Milling and homogenisation are terms for the mixing of inhomogeneous substances. Milling is the process of reducing the particle size of a material. Grinding therefore means reducing a product so that it is homogenous enough to the desired size.
Crushing, on the other hand, is a coarser process. It means to reduce the grain size of a material without necessarily making it homogenous at the end of the process. Crushing means reducing but there may be pieces of different sizes.
Milling and homogenisation
Milling and homogenisation in the laboratory may be necessary. Especially if you want to precisely determine the final size of the compound. When the particle size reduction is less than 100 microns, the correct term used is micronisation. If larger, it can be called pulverisation. In fact, the term grinding is usually used when reducing a material to a powder. For example coffee or often food. Crushing on the other hand often refers to stones.
We have spoken of grinding and homogenisation to indicate general principles. This second process is based on the principle of making a mixture that is not homogenous. When a compound is the same in every part, it can be called homogenous. If, on the other hand, the mixture shows different concentrations, then it cannot be called homogenous. Homogenisation is therefore a part of the mixing process in general. Specifically, it involves mixing insoluble parts together to form a suspension or emulsion. Think of the mayonnaise process, for example.
The homogenisation process is based on the principle of homogenisation.
There is a wide range of laboratory crushers and mills on the market for processing different samples. Milling tools range from the pharmaceutical laboratory mill used for preparing powders, to industrial crushers for inert materials and waste. Milling is a useful process both in the analysis laboratory and in a processing industry. In any situation where it is necessary to prepare a sample precisely.
The dispersion tools
Homogenisers can be equipped with different dispersion tools. Each of these has a shape that makes it suitable for obtaining different results and for different volumes.

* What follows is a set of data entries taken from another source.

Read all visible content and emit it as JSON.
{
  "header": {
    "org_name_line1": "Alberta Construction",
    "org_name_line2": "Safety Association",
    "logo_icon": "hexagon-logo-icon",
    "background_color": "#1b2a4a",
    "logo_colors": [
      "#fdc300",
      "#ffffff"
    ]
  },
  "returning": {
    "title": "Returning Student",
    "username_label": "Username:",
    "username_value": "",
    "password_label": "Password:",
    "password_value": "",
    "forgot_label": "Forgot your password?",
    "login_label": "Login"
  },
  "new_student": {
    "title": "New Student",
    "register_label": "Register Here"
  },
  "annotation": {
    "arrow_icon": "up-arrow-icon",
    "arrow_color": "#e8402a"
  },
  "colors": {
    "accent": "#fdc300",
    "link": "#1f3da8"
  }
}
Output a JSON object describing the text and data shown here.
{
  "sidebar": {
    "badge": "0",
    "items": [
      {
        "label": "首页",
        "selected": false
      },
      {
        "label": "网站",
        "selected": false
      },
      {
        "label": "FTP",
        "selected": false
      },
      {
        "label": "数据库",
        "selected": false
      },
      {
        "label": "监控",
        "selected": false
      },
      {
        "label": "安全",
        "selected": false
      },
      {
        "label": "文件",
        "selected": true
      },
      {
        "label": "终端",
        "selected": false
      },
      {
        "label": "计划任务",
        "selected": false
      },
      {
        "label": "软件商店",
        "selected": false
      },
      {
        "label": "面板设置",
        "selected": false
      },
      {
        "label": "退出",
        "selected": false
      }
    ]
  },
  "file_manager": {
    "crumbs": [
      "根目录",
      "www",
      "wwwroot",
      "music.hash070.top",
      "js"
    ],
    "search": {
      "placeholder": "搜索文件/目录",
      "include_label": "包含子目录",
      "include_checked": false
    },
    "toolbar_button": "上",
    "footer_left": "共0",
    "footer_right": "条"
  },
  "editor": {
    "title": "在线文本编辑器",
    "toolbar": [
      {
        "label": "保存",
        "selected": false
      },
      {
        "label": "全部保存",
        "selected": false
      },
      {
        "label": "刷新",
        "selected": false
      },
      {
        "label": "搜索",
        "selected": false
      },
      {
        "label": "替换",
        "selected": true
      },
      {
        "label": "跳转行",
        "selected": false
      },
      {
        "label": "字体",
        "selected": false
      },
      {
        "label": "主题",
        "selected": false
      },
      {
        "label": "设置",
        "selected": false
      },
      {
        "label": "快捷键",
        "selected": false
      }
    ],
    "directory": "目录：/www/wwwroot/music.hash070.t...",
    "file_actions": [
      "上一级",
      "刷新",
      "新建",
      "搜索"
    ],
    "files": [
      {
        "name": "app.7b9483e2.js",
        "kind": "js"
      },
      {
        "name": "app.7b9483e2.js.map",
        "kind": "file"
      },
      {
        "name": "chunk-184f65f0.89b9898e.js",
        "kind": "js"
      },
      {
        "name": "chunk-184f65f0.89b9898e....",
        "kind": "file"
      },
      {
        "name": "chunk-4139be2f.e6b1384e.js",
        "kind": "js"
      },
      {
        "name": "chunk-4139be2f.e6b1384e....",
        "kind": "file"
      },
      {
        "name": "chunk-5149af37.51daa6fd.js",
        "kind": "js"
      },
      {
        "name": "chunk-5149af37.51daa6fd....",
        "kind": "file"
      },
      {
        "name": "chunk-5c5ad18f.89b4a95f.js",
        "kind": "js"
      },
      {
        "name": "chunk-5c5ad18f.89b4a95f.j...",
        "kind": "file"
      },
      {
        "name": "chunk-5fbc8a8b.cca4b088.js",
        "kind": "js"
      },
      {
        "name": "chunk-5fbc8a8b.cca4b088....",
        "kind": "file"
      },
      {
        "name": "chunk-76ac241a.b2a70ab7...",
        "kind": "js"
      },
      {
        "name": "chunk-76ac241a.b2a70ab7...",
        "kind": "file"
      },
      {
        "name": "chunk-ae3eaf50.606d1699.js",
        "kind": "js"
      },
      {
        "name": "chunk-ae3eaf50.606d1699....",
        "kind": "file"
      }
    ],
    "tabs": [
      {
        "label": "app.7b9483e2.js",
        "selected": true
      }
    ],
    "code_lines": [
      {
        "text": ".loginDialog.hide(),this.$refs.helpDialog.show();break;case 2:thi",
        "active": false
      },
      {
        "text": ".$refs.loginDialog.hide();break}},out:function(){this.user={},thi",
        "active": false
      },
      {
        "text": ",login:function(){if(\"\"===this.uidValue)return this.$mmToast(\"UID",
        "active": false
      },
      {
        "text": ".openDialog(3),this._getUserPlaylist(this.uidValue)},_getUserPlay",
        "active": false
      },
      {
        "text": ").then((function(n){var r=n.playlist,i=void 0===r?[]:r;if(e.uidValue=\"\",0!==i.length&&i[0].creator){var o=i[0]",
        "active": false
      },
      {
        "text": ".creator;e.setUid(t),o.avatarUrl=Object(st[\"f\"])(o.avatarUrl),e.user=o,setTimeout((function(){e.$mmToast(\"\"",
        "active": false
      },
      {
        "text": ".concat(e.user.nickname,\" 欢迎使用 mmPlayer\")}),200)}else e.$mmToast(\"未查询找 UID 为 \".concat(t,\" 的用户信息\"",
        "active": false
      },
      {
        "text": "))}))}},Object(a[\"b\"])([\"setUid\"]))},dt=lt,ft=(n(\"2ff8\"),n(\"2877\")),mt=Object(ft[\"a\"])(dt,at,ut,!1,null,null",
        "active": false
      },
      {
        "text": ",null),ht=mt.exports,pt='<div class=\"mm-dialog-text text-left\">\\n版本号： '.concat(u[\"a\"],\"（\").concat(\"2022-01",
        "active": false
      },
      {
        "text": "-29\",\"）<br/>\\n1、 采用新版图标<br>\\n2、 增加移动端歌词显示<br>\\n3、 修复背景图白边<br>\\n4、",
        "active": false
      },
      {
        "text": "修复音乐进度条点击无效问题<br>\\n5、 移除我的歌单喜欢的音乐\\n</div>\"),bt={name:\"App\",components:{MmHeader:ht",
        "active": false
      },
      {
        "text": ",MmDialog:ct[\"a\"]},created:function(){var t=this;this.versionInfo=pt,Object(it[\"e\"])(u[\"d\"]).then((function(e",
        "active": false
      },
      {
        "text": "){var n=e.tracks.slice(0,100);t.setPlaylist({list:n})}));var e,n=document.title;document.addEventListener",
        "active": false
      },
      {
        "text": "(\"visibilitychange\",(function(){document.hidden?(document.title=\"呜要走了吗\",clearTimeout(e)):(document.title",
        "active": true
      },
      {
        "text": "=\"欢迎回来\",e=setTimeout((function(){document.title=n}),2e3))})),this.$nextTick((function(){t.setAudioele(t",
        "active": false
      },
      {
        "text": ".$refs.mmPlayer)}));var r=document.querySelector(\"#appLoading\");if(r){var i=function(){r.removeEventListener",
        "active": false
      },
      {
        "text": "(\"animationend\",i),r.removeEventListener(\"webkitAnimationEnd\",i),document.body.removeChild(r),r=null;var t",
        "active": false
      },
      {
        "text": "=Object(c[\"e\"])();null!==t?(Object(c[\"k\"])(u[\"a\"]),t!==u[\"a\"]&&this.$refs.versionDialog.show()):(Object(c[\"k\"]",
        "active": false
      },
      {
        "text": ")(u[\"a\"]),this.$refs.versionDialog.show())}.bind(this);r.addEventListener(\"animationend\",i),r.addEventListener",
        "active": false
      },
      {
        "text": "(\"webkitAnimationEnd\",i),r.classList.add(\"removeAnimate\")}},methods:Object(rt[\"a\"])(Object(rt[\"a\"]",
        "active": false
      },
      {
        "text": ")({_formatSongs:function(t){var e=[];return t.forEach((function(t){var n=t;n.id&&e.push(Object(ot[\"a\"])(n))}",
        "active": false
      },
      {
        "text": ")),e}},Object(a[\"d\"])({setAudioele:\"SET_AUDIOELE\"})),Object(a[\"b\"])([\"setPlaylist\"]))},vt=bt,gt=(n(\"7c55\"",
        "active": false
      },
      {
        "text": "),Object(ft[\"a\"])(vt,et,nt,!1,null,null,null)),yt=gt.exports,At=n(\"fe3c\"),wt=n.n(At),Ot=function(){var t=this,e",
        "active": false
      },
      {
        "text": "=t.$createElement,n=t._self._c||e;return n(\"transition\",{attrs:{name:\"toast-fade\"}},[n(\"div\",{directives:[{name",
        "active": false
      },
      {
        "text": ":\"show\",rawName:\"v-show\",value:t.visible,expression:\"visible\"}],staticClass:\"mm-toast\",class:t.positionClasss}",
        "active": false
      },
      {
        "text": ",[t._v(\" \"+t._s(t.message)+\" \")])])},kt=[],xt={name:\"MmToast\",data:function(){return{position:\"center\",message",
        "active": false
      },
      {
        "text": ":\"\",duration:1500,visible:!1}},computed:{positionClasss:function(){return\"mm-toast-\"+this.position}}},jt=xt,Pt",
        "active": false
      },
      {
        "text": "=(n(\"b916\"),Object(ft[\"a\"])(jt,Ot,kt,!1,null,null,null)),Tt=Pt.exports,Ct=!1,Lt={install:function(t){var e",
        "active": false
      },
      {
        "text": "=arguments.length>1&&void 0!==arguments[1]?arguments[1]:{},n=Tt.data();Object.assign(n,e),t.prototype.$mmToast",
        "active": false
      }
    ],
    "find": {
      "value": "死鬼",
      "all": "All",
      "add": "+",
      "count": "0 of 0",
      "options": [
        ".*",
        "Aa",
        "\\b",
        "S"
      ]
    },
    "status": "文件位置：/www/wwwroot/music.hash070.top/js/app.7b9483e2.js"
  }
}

Each allows final emulsion and suspension particle sizes expressed in µm. The tools must of course be sterilisable by all methods.